— Task directions —
Through to the final line, write out the records below exactly, omitting any images they contain.

(Element data from apps and pages)
--------------------

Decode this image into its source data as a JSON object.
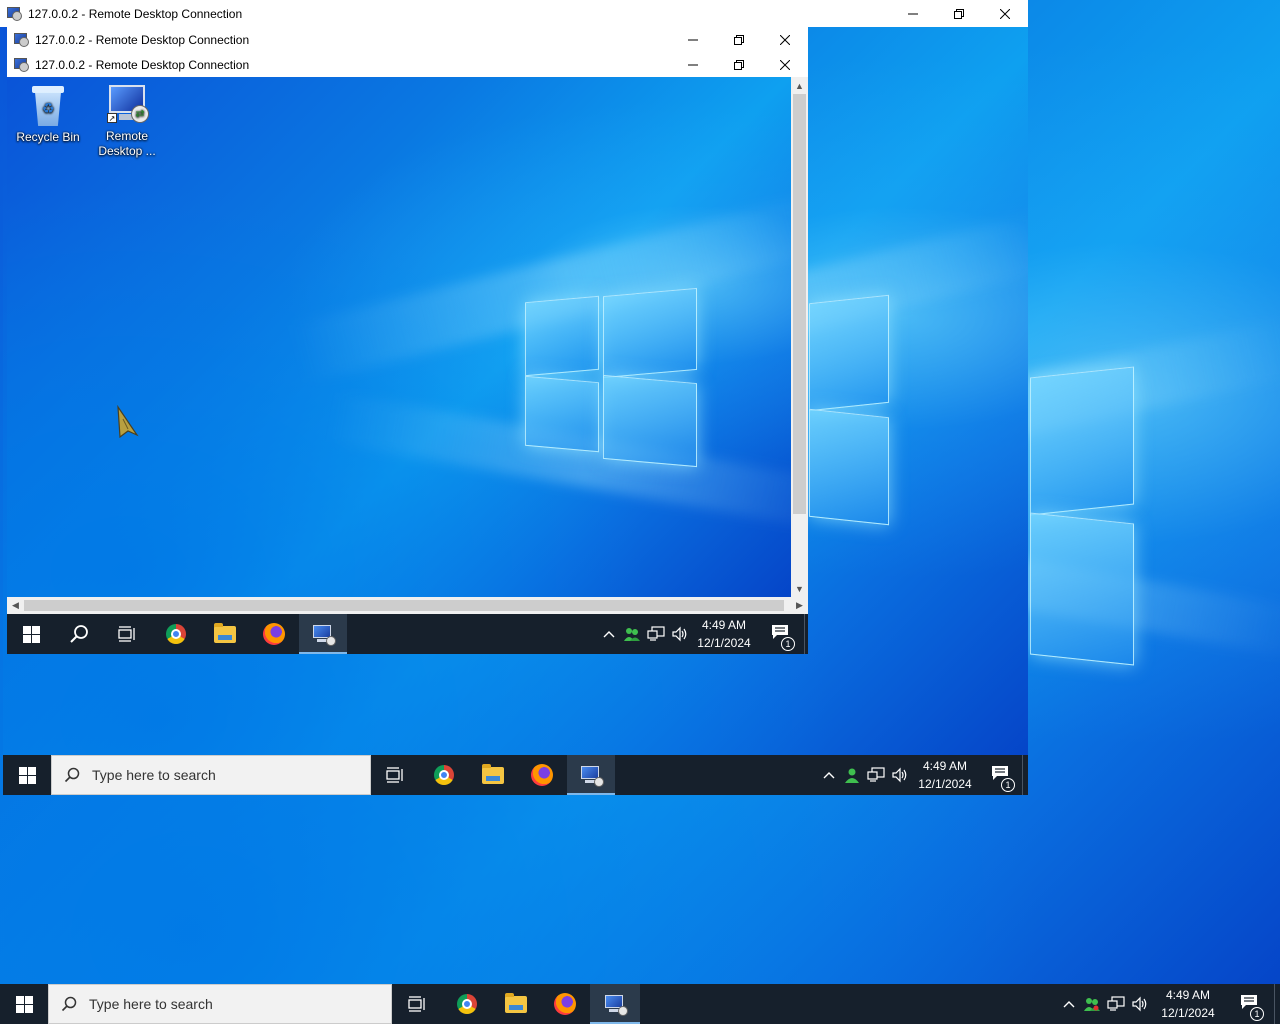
{
  "windows": {
    "outer": {
      "title": "127.0.0.2 - Remote Desktop Connection"
    },
    "middle": {
      "title": "127.0.0.2 - Remote Desktop Connection"
    },
    "inner": {
      "title": "127.0.0.2 - Remote Desktop Connection"
    }
  },
  "desktop_icons": [
    {
      "label": "Recycle Bin",
      "icon": "recycle-bin-icon"
    },
    {
      "label": "Remote Desktop ...",
      "icon": "remote-desktop-icon"
    }
  ],
  "taskbar_main": {
    "search_placeholder": "Type here to search",
    "time": "4:49 AM",
    "date": "12/1/2024",
    "notifications": "1"
  },
  "taskbar_middle": {
    "search_placeholder": "Type here to search",
    "time": "4:49 AM",
    "date": "12/1/2024",
    "notifications": "1"
  },
  "taskbar_inner": {
    "time": "4:49 AM",
    "date": "12/1/2024",
    "notifications": "1"
  },
  "taskbar_apps": [
    "task-view-icon",
    "chrome-icon",
    "file-explorer-icon",
    "firefox-icon",
    "remote-desktop-icon"
  ],
  "colors": {
    "taskbar": "#16202c",
    "wallpaper": "#0a78d7",
    "accent": "#7fb8ea"
  }
}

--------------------

— Answer to the problem —
Decode this image into its source data as a JSON object.
{
  "windows": {
    "outer": {
      "title": "127.0.0.2 - Remote Desktop Connection"
    },
    "middle": {
      "title": "127.0.0.2 - Remote Desktop Connection"
    },
    "inner": {
      "title": "127.0.0.2 - Remote Desktop Connection"
    }
  },
  "desktop_icons": [
    {
      "label": "Recycle Bin",
      "icon": "recycle-bin-icon"
    },
    {
      "label": "Remote Desktop ...",
      "icon": "remote-desktop-icon"
    }
  ],
  "taskbar_main": {
    "search_placeholder": "Type here to search",
    "time": "4:49 AM",
    "date": "12/1/2024",
    "notifications": "1"
  },
  "taskbar_middle": {
    "search_placeholder": "Type here to search",
    "time": "4:49 AM",
    "date": "12/1/2024",
    "notifications": "1"
  },
  "taskbar_inner": {
    "time": "4:49 AM",
    "date": "12/1/2024",
    "notifications": "1"
  },
  "taskbar_apps": [
    "task-view-icon",
    "chrome-icon",
    "file-explorer-icon",
    "firefox-icon",
    "remote-desktop-icon"
  ],
  "colors": {
    "taskbar": "#16202c",
    "wallpaper": "#0a78d7",
    "accent": "#7fb8ea"
  }
}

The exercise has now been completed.